Exercise data:

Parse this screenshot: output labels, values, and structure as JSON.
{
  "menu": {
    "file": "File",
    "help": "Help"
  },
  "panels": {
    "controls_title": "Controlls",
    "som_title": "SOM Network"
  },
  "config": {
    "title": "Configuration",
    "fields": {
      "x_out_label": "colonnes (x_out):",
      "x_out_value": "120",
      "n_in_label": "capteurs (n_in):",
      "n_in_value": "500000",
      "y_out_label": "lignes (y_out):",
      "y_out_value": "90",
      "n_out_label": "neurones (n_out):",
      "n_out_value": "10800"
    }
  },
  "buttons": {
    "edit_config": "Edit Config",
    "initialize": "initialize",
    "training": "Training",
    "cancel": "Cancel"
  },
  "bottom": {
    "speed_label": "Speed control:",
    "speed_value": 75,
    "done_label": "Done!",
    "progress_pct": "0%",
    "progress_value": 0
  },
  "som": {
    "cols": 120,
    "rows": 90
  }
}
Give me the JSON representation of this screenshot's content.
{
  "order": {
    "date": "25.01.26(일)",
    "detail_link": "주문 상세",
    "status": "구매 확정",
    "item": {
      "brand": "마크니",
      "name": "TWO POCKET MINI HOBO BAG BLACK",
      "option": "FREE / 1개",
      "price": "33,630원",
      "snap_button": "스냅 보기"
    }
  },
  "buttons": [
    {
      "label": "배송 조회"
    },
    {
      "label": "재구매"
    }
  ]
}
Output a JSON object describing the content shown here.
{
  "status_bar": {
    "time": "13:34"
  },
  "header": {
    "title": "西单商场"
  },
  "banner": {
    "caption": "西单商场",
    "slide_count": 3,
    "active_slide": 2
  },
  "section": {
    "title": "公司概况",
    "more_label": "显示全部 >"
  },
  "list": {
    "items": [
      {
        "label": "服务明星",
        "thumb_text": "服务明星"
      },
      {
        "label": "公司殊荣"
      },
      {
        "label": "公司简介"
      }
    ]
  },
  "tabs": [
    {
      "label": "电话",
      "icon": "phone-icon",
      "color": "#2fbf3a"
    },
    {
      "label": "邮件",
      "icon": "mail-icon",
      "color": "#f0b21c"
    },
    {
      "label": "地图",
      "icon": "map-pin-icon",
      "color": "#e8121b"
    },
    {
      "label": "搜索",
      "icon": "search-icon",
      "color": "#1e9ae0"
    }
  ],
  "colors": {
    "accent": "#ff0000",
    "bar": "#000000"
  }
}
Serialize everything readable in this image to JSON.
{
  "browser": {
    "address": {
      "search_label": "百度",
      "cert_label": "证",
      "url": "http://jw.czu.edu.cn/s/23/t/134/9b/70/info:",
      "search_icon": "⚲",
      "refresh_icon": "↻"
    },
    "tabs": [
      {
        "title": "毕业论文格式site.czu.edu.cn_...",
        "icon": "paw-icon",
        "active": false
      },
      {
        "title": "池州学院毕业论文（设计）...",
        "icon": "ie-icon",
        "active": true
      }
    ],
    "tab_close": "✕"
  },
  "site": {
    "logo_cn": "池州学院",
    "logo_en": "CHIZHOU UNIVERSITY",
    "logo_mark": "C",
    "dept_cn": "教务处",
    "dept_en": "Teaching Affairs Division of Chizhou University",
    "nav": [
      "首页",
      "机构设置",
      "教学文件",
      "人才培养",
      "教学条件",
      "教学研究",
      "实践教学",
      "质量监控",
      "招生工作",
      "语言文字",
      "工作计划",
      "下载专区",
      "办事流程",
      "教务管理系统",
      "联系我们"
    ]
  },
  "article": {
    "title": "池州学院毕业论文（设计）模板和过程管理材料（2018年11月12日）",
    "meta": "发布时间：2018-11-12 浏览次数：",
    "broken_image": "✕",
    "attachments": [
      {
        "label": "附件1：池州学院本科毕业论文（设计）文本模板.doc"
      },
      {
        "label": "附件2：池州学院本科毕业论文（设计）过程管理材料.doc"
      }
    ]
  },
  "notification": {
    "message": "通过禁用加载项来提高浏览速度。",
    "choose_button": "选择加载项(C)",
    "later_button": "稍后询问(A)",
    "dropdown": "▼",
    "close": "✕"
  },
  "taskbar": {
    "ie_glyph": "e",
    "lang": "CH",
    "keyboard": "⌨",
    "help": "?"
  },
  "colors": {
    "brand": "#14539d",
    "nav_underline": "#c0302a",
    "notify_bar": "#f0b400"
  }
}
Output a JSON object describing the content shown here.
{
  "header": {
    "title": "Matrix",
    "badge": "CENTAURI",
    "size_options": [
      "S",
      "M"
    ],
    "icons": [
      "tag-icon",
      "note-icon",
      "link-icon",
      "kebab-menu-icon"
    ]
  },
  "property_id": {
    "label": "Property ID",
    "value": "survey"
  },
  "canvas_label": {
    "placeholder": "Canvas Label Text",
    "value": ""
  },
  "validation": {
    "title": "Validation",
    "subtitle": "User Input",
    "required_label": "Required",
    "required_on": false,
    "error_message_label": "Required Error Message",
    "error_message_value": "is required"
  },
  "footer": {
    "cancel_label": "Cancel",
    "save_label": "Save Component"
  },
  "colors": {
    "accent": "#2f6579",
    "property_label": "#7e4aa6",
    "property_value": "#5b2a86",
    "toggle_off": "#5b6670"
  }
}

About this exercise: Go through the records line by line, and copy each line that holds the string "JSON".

Reply:
Parse this screenshot: output labels, values, and structure as JSON.
Give me the JSON representation of this screenshot's content.
Output a JSON object describing the content shown here.
Serialize everything readable in this image to JSON.
Output a JSON object describing the content shown here.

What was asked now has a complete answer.